- People exposed at younger ages are more likely to develop Parkinson’s disease later than those who experienced exposure later in life.
Paraquat and Parkinson’s Disease
If you have been diagnosed with Parkinson’s disease, you may be able to claim compensation. New research suggests that Paraquat (a toxic herbicide) gets linked to the onset of Parkinson’s in humans.
Paraquat is highly toxic and has been used extensively as an agricultural herbicide since its production began in the 1960s. When sprayed on crops, it kills everything green within hours.
It got banned by the EU in 2007 but gets still sold by Syngenta AG, a Swiss company, as Gramoxone SL 2.0 in many countries across Asia, Africa, and South America. The use of paraquat continues to grow globally despite its known toxicity.
The World Health Organisation recognized that paraquat exposure could cause Parkinson’s-like symptoms as early as 1983. However, it was not until 2011 that scientists at Johns Hopkins University studied rats exposed to paraquat. They found that these rats were more likely to develop Parkinson’s than unexposed rats due to damage inflicted on their brains and lungs.
Paraquat and Parkinson’s Disease Lawsuits
You can join a class-action paraquat Lawsuit or file an individual lawsuit if you explore your options under these scenarios. Also, if you get exposed to paraquat (or were diagnosed with Parkinson’s) before Jan. 17, 2020, state and federal statutes of limitations restrict the time you have to bring a claim.
These deadlines depend on where the exposure occurred and in which court the case will get filed. Because of these restrictions and other complexities, you should contact an experienced personal injury attorney as soon as possible to ascertain your legal rights and any deadlines for filing a compensation claim.
Your attorney will review all relevant medical records, including
- Your work history
- Medical treatment records from before and after your diagnosis (including information about how much you used the product)

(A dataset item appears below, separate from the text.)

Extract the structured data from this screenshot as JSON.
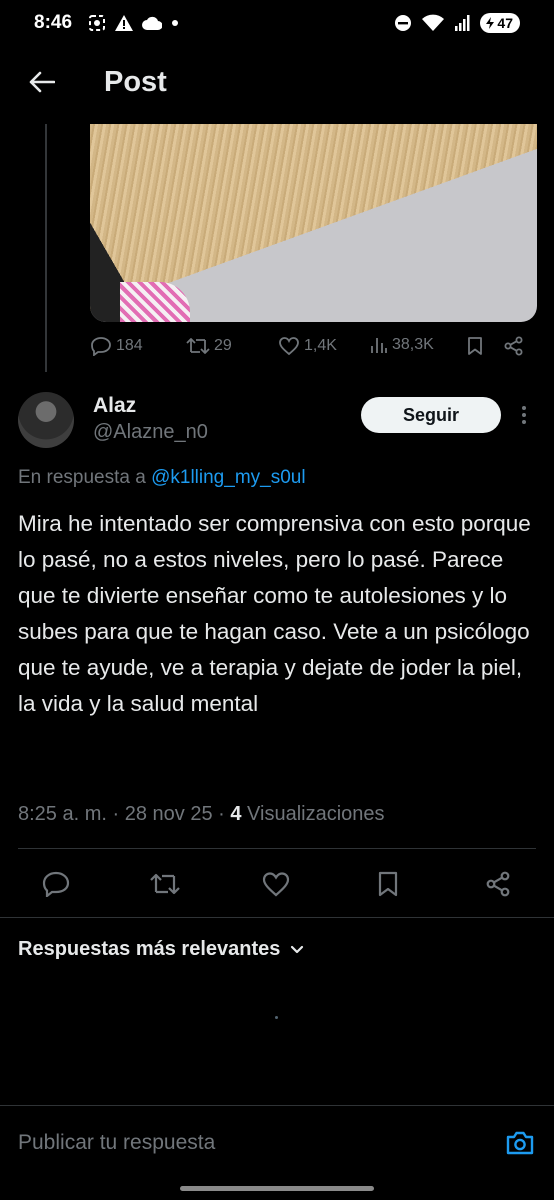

- Internal documents from Dow Chemical (or other companies involved in the manufacture or distribution of paraquat)
- Testimony from experts who may have encountered similar exposures in their work with chemicals during manufacturing processes or agriculture
Your attorney may also gather information about whether paraquat has got banned in other countries due to safety concerns or if this is an issue that frequently comes up when dealing with similar chemical compounds.
Precautions to Avoid Parkinson’s Due to Paraquat
There are numerous ways to avoid exposure to paraquat, but the most important is to follow the instructions on the packaging label. If you plan to use a product containing paraquat, you should take certain precautions.
Although some studies suggest that exposure to paraquat is a potential cause of Parkinson’s disease, you can take precautions to avoid exposure to this herbicide.
You can choose to wear protective clothing and gear. It includes long-sleeved shirts, pants, gloves, rubber boots, and goggles. If you are using a face mask, make sure it is an air-purifying respirator that has the National Institute for Occupational Safety and Health (NIOSH) approval.
Before eating, drinking, or smoking, you can wash your hands, face, and other exposed body parts. Rewash your hands when you finish applying paraquat. This approach will help eradicate any chance of contamination.
You can avoid inhaling paraquat dust by wearing a NIOSH-approved respirator instead of just covering your nose and mouth with a cloth.
You should determine whether you have Parkinson’s disease, paraquat exposure, or are eligible to file a claim. There is no time limit on filing for compensation. However, the longer you wait to file a claim, the more difficult it may be to prove that your Parkinson’s diagnosis and paraquat exposure are linked.
The faster you file a claim, the sooner you can take advantage of programs designed specifically for individuals with Parkinson’s. These resources will help improve your quality of life and reduce the stress that often comes with this condition.
Contact a law firm of repute today if you have any questions about filing for compensation due to paraquat poisoning and developing Parkinson’s disease after exposure. They will answer all your questions regarding compensation after being exposed to Paraquat.
Source: TorHoerman Law